#### Given data

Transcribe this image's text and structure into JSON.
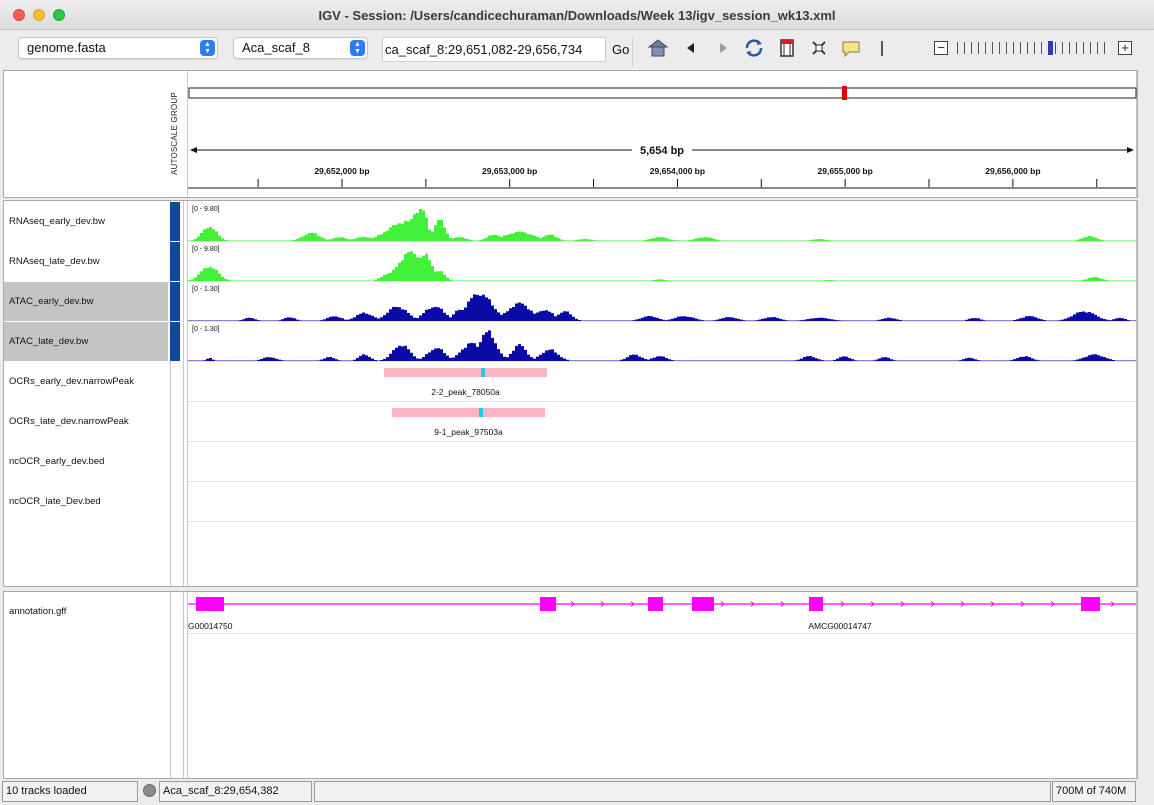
{
  "window": {
    "title": "IGV - Session: /Users/candicechuraman/Downloads/Week 13/igv_session_wk13.xml"
  },
  "toolbar": {
    "genome_select": "genome.fasta",
    "chromosome_select": "Aca_scaf_8",
    "locus_value": "ca_scaf_8:29,651,082-29,656,734",
    "go_label": "Go",
    "icons": [
      "home-icon",
      "back-icon",
      "forward-icon",
      "refresh-icon",
      "roi-icon",
      "resize-icon",
      "popup-text-icon"
    ],
    "zoom_level": 0.62
  },
  "ruler": {
    "span_label": "5,654 bp",
    "ticks": [
      {
        "label": "29,652,000 bp",
        "pos": 29652000
      },
      {
        "label": "29,653,000 bp",
        "pos": 29653000
      },
      {
        "label": "29,654,000 bp",
        "pos": 29654000
      },
      {
        "label": "29,655,000 bp",
        "pos": 29655000
      },
      {
        "label": "29,656,000 bp",
        "pos": 29656000
      }
    ],
    "view_start": 29651082,
    "view_end": 29656734,
    "autoscale_label": "AUTOSCALE GROUP"
  },
  "tracks": [
    {
      "name": "RNAseq_early_dev.bw",
      "range": "[0 - 9.80]",
      "color": "#42f23a",
      "selected": false
    },
    {
      "name": "RNAseq_late_dev.bw",
      "range": "[0 - 9.80]",
      "color": "#42f23a",
      "selected": false
    },
    {
      "name": "ATAC_early_dev.bw",
      "range": "[0 - 1.30]",
      "color": "#0a0aa6",
      "selected": true
    },
    {
      "name": "ATAC_late_dev.bw",
      "range": "[0 - 1.30]",
      "color": "#0a0aa6",
      "selected": true
    },
    {
      "name": "OCRs_early_dev.narrowPeak",
      "feature_label": "2-2_peak_78050a",
      "color": "#f7b6c2"
    },
    {
      "name": "OCRs_late_dev.narrowPeak",
      "feature_label": "9-1_peak_97503a",
      "color": "#f7b6c2"
    },
    {
      "name": "ncOCR_early_dev.bed"
    },
    {
      "name": "ncOCR_late_Dev.bed"
    }
  ],
  "annotation": {
    "name": "annotation.gff",
    "genes": [
      {
        "label": "G00014750"
      },
      {
        "label": "AMCG00014747"
      }
    ],
    "color": "#ff00ff"
  },
  "status": {
    "tracks_loaded": "10 tracks loaded",
    "position": "Aca_scaf_8:29,654,382",
    "memory": "700M of 740M"
  }
}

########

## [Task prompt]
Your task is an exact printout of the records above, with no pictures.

## [Finished exercise]
Transcribe this image's text and structure into JSON.
{
  "window": {
    "title": "IGV - Session: /Users/candicechuraman/Downloads/Week 13/igv_session_wk13.xml"
  },
  "toolbar": {
    "genome_select": "genome.fasta",
    "chromosome_select": "Aca_scaf_8",
    "locus_value": "ca_scaf_8:29,651,082-29,656,734",
    "go_label": "Go",
    "icons": [
      "home-icon",
      "back-icon",
      "forward-icon",
      "refresh-icon",
      "roi-icon",
      "resize-icon",
      "popup-text-icon"
    ],
    "zoom_level": 0.62
  },
  "ruler": {
    "span_label": "5,654 bp",
    "ticks": [
      {
        "label": "29,652,000 bp",
        "pos": 29652000
      },
      {
        "label": "29,653,000 bp",
        "pos": 29653000
      },
      {
        "label": "29,654,000 bp",
        "pos": 29654000
      },
      {
        "label": "29,655,000 bp",
        "pos": 29655000
      },
      {
        "label": "29,656,000 bp",
        "pos": 29656000
      }
    ],
    "view_start": 29651082,
    "view_end": 29656734,
    "autoscale_label": "AUTOSCALE GROUP"
  },
  "tracks": [
    {
      "name": "RNAseq_early_dev.bw",
      "range": "[0 - 9.80]",
      "color": "#42f23a",
      "selected": false
    },
    {
      "name": "RNAseq_late_dev.bw",
      "range": "[0 - 9.80]",
      "color": "#42f23a",
      "selected": false
    },
    {
      "name": "ATAC_early_dev.bw",
      "range": "[0 - 1.30]",
      "color": "#0a0aa6",
      "selected": true
    },
    {
      "name": "ATAC_late_dev.bw",
      "range": "[0 - 1.30]",
      "color": "#0a0aa6",
      "selected": true
    },
    {
      "name": "OCRs_early_dev.narrowPeak",
      "feature_label": "2-2_peak_78050a",
      "color": "#f7b6c2"
    },
    {
      "name": "OCRs_late_dev.narrowPeak",
      "feature_label": "9-1_peak_97503a",
      "color": "#f7b6c2"
    },
    {
      "name": "ncOCR_early_dev.bed"
    },
    {
      "name": "ncOCR_late_Dev.bed"
    }
  ],
  "annotation": {
    "name": "annotation.gff",
    "genes": [
      {
        "label": "G00014750"
      },
      {
        "label": "AMCG00014747"
      }
    ],
    "color": "#ff00ff"
  },
  "status": {
    "tracks_loaded": "10 tracks loaded",
    "position": "Aca_scaf_8:29,654,382",
    "memory": "700M of 740M"
  }
}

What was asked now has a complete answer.